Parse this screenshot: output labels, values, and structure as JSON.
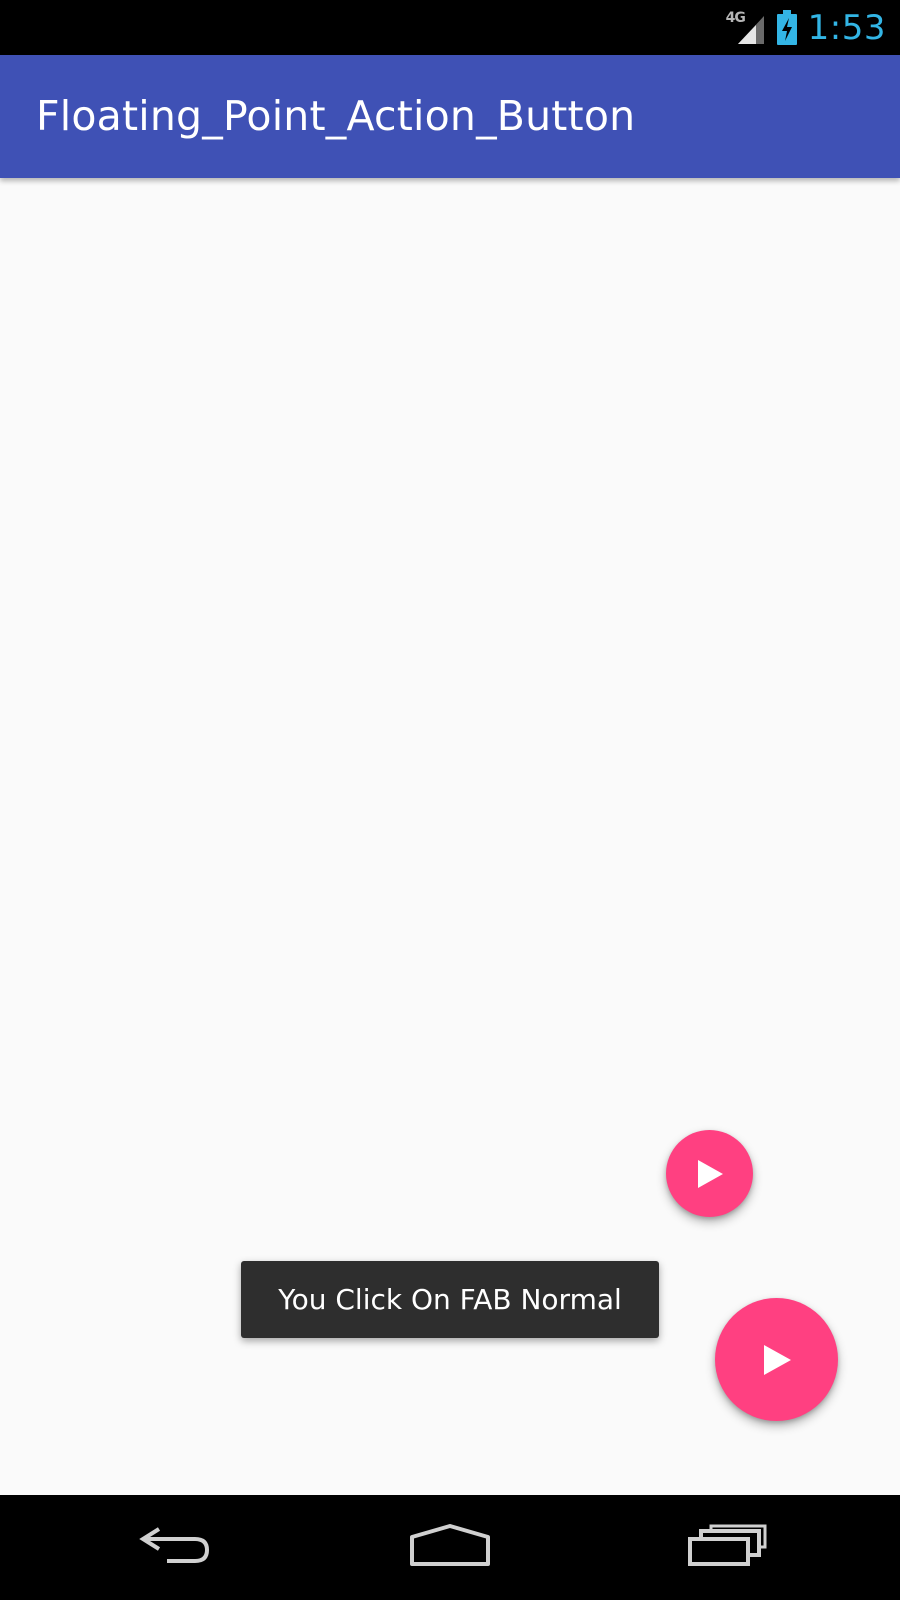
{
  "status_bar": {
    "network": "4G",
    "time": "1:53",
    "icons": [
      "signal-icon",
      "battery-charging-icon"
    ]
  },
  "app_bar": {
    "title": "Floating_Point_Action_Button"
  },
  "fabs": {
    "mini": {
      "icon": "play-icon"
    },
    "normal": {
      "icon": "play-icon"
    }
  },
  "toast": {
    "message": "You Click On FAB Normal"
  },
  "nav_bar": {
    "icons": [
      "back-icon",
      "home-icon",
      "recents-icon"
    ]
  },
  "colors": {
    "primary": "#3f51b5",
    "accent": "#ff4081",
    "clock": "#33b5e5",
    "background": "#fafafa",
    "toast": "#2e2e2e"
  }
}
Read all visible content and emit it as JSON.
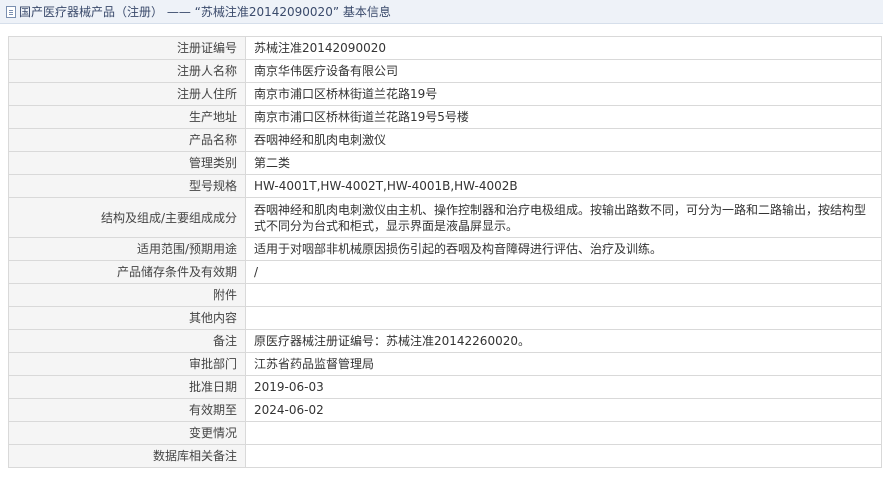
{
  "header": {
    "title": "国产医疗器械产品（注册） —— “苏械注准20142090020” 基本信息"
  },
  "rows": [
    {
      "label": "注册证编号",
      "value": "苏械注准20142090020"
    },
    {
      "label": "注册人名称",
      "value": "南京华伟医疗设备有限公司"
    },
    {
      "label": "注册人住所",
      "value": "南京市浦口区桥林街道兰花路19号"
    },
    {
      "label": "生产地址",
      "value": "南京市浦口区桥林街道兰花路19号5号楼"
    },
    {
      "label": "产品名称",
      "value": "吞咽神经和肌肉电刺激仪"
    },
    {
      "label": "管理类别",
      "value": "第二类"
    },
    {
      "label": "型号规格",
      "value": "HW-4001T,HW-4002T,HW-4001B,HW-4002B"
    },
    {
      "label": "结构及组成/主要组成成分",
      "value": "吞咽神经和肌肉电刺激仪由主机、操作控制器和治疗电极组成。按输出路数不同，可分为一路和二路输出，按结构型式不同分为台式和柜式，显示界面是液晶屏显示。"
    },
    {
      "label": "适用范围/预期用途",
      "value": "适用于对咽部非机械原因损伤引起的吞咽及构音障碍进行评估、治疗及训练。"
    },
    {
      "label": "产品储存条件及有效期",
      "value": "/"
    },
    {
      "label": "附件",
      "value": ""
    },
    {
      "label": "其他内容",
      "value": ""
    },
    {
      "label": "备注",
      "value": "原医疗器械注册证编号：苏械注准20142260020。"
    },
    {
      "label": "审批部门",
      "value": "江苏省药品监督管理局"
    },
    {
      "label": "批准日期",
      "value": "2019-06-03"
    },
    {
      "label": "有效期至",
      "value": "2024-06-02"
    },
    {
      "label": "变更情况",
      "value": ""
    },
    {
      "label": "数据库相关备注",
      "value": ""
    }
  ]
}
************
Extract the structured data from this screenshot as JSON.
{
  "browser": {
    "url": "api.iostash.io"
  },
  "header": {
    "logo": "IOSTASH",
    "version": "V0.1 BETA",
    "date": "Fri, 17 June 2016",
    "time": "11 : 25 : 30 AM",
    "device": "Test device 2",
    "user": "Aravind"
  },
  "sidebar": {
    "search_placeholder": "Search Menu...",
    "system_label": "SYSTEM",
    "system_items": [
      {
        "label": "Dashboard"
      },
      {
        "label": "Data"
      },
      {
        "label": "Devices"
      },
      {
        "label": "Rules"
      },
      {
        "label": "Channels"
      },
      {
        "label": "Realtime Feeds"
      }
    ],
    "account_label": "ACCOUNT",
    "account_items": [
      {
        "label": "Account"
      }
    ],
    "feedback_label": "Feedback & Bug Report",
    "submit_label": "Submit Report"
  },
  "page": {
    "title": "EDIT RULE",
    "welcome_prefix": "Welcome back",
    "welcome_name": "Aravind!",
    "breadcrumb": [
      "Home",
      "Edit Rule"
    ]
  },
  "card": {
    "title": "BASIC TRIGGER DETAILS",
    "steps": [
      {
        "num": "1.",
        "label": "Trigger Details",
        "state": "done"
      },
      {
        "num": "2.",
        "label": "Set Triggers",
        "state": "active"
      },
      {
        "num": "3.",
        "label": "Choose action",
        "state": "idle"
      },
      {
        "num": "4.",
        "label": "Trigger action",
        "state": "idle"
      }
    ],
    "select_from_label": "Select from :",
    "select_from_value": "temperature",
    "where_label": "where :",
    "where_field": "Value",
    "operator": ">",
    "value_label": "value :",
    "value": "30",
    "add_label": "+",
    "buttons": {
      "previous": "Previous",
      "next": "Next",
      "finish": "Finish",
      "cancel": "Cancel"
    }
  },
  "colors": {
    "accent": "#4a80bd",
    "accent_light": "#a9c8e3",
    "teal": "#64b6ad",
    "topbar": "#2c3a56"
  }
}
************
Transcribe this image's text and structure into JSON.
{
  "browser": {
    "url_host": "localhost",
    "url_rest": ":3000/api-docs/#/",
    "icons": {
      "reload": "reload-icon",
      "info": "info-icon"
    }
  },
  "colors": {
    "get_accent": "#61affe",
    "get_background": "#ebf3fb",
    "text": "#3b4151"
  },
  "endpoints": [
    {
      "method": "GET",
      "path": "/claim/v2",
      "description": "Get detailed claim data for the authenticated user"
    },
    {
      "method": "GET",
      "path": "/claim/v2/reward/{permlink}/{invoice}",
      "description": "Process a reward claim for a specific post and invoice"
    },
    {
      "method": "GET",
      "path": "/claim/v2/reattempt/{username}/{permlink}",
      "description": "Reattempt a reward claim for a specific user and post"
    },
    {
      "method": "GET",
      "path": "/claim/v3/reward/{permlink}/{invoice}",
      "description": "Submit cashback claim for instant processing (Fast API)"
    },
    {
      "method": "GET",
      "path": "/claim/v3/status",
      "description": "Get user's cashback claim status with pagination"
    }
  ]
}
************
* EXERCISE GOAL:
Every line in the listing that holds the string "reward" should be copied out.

* YOUR SOLUTION:
      "path": "/claim/v2/reward/{permlink}/{invoice}",
      "description": "Process a reward claim for a specific post and invoice"
      "description": "Reattempt a reward claim for a specific user and post"
      "path": "/claim/v3/reward/{permlink}/{invoice}",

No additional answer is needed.